(Source data)

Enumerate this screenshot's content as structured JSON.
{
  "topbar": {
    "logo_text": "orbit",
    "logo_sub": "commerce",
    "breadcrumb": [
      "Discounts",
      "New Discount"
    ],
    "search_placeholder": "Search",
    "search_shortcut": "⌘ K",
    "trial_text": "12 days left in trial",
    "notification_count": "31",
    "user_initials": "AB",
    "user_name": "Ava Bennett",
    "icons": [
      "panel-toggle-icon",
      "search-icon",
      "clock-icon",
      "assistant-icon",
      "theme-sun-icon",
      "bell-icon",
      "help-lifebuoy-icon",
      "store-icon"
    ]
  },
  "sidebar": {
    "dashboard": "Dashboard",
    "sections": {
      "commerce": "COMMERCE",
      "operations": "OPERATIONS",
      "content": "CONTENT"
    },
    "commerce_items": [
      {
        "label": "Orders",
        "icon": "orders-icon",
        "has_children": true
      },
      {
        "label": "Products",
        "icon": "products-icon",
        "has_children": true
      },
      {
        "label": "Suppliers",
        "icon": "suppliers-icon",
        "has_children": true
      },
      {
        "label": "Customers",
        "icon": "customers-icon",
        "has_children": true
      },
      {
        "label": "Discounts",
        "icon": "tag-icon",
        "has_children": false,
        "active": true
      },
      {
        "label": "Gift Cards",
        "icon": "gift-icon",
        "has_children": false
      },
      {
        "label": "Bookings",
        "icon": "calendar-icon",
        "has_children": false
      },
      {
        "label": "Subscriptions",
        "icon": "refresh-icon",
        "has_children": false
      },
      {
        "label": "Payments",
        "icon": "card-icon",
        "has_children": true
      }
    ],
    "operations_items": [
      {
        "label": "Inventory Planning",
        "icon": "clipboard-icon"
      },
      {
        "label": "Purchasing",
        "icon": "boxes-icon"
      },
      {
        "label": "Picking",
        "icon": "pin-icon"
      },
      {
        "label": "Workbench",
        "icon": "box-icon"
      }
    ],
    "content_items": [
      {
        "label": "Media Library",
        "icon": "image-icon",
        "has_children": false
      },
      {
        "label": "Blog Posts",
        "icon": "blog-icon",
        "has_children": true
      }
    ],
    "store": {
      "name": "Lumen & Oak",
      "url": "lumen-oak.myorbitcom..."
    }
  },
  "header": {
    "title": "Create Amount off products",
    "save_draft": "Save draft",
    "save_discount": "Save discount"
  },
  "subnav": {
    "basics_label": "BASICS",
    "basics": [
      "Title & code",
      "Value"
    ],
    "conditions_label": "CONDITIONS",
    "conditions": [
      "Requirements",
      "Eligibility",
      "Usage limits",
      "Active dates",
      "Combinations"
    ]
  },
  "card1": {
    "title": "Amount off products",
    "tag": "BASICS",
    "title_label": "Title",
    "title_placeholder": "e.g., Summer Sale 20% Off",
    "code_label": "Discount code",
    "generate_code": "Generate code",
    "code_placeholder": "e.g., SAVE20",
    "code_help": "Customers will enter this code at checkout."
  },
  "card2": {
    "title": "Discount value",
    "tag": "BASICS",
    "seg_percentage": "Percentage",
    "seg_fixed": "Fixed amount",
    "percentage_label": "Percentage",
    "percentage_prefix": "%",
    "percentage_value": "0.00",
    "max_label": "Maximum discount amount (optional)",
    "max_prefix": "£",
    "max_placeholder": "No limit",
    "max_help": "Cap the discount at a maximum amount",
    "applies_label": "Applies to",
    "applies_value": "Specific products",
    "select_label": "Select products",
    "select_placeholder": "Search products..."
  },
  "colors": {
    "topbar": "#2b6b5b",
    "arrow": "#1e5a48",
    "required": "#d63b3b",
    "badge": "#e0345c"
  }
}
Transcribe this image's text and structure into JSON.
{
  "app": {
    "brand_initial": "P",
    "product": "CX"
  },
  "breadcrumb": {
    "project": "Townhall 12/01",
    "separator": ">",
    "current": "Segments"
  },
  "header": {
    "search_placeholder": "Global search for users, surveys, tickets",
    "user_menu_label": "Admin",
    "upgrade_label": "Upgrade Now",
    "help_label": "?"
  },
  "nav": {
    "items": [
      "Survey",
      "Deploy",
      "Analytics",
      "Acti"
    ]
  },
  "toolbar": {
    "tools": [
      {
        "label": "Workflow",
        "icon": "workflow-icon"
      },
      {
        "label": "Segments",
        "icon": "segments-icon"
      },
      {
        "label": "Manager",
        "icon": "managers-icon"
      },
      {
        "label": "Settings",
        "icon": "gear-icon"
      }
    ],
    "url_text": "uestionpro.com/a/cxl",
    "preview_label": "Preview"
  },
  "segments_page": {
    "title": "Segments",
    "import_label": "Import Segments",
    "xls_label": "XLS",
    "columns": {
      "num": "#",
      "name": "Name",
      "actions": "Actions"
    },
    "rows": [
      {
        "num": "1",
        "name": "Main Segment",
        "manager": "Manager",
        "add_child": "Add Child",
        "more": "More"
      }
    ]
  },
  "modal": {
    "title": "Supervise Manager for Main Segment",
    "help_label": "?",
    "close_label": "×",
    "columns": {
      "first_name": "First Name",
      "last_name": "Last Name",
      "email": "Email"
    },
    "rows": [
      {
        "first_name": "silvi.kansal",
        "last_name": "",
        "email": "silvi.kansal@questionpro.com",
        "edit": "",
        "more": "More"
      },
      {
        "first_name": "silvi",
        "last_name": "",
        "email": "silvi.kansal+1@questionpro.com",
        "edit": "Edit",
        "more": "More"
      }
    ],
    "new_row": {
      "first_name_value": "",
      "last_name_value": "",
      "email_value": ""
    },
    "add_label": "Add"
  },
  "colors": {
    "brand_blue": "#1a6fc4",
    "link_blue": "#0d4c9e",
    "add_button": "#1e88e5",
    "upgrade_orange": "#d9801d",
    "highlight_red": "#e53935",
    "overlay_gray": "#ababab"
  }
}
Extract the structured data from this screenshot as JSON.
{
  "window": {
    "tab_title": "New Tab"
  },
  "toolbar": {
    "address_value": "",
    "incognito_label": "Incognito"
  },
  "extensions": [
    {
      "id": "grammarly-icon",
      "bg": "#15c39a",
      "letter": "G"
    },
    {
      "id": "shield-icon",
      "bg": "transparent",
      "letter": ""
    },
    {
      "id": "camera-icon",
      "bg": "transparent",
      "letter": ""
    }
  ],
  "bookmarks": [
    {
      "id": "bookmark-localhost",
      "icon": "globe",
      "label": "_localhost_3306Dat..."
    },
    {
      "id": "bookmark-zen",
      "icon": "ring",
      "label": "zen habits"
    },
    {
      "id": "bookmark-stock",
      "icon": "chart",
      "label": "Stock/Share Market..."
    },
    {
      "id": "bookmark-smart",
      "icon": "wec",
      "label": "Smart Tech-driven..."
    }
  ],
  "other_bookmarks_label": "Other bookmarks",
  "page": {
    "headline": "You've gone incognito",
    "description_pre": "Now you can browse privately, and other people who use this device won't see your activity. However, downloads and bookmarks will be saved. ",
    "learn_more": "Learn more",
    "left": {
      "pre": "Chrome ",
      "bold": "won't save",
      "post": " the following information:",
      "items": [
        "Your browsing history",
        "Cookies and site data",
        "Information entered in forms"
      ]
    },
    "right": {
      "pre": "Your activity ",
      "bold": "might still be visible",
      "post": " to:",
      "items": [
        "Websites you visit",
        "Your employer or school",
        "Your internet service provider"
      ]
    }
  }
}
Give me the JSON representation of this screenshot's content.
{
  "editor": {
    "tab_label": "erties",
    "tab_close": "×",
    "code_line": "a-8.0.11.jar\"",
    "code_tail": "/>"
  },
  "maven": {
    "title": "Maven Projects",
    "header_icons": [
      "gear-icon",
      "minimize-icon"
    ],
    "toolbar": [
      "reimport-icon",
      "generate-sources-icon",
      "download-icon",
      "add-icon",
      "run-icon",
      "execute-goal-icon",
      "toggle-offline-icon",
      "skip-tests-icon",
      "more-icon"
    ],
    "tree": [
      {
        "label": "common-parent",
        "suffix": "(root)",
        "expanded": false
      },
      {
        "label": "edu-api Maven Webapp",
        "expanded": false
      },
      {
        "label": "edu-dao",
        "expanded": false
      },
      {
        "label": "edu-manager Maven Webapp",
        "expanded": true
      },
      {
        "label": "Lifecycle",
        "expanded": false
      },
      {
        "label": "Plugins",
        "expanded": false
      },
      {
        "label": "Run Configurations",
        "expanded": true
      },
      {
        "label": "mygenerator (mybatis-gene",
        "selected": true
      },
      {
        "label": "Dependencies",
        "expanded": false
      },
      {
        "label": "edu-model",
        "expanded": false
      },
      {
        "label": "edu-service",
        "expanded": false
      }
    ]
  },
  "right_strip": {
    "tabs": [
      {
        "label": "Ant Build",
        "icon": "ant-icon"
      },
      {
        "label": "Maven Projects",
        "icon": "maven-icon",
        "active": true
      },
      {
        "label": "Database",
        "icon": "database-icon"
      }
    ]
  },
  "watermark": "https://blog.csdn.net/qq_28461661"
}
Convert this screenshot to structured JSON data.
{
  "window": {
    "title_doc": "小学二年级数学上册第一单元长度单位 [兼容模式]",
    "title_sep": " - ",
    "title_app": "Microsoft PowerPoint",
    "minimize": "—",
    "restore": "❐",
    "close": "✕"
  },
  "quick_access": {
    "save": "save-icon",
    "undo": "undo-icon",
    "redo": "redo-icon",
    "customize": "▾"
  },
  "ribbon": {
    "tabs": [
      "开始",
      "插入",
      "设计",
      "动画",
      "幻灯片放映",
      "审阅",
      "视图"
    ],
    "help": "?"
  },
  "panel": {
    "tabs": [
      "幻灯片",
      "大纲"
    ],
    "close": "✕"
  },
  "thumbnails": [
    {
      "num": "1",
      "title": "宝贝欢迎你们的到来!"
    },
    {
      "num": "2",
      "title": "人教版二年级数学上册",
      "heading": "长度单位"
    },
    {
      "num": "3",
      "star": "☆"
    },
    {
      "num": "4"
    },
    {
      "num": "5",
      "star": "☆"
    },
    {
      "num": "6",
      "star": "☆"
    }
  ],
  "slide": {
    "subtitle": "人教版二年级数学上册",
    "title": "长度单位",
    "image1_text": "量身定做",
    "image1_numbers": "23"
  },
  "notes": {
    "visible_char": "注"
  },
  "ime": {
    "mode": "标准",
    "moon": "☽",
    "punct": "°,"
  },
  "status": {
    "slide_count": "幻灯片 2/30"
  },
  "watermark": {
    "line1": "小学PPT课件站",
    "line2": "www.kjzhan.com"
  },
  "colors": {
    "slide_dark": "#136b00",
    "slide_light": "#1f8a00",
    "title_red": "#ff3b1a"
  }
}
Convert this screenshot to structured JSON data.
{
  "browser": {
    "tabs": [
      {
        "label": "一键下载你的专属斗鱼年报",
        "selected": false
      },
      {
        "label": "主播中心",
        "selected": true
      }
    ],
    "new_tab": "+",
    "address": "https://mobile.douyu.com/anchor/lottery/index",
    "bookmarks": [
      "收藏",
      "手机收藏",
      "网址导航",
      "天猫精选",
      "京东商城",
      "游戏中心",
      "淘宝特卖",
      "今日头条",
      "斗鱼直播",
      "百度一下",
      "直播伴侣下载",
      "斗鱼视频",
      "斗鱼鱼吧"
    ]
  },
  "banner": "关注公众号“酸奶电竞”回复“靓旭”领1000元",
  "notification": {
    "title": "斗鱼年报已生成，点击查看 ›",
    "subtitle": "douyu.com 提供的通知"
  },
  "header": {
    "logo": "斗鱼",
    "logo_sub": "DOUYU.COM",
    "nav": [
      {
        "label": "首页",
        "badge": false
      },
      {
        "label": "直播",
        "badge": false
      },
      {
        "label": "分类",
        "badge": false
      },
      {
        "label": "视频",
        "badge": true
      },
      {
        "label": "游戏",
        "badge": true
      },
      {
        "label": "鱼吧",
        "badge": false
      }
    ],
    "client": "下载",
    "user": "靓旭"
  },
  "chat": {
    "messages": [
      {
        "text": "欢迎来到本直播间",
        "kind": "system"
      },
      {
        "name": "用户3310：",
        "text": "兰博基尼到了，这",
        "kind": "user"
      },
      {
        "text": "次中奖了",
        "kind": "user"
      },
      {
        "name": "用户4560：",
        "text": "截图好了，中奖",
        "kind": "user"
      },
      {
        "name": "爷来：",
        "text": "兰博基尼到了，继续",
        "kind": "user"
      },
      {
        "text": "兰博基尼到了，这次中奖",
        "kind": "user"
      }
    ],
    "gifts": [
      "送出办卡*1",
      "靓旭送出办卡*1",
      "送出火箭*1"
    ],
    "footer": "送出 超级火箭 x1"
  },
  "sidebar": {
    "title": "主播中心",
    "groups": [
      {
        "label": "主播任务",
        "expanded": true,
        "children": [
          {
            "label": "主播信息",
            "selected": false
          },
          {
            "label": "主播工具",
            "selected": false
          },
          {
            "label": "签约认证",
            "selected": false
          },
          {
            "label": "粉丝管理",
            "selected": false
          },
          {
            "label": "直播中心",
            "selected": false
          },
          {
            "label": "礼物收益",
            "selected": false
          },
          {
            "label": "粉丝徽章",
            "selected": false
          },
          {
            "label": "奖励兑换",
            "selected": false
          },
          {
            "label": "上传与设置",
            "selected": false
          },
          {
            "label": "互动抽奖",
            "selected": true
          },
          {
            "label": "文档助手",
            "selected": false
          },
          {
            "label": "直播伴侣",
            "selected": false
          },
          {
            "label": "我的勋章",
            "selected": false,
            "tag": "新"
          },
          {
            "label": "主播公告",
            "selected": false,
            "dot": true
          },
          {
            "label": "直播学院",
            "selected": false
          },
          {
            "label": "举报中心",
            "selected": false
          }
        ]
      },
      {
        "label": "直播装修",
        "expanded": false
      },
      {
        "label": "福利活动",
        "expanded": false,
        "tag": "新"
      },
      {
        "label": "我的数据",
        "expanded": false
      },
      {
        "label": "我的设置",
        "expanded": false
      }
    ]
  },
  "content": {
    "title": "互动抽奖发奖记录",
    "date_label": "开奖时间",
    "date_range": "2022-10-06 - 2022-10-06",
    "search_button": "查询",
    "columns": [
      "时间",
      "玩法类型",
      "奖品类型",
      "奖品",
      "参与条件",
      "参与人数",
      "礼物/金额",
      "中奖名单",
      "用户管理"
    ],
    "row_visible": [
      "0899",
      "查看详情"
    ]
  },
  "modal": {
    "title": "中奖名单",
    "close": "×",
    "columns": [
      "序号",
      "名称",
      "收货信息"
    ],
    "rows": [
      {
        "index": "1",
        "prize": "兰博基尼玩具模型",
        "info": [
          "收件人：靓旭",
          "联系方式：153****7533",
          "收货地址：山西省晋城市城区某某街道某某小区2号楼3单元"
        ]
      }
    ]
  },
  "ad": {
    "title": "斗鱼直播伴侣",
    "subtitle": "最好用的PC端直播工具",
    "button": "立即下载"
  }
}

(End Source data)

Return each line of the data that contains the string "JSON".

Enumerate this screenshot's content as structured JSON.
Transcribe this image's text and structure into JSON.
Extract the structured data from this screenshot as JSON.
Give me the JSON representation of this screenshot's content.
Convert this screenshot to structured JSON data.
Convert this screenshot to structured JSON data.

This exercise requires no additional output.